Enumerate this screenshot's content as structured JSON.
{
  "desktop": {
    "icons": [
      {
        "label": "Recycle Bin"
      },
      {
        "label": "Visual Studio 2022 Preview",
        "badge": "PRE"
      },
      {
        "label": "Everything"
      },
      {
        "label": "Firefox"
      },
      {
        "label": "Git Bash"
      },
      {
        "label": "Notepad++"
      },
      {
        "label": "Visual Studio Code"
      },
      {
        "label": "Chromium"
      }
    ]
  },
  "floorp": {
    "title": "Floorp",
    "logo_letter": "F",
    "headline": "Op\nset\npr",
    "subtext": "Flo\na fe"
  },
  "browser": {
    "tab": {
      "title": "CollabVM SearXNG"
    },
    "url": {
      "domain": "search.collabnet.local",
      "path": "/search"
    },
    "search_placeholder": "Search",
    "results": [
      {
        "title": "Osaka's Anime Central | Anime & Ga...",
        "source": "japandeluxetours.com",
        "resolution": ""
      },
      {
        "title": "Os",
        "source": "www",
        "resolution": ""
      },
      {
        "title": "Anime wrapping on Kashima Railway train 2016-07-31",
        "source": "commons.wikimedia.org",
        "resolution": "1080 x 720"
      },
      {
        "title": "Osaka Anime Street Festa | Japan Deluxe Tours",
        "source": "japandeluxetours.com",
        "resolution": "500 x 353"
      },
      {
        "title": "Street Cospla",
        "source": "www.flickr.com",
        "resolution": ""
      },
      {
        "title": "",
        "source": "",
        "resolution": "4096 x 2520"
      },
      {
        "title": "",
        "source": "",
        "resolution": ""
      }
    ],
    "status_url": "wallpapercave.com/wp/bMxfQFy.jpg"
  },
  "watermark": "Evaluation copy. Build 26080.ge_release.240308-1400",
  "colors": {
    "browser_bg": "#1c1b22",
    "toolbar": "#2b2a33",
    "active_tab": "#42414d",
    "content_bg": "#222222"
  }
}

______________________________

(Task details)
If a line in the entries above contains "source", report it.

(Answer)
        "source": "japandeluxetours.com",
        "source": "www",
        "source": "commons.wikimedia.org",
        "source": "japandeluxetours.com",
        "source": "www.flickr.com",
        "source": "",
        "source": "",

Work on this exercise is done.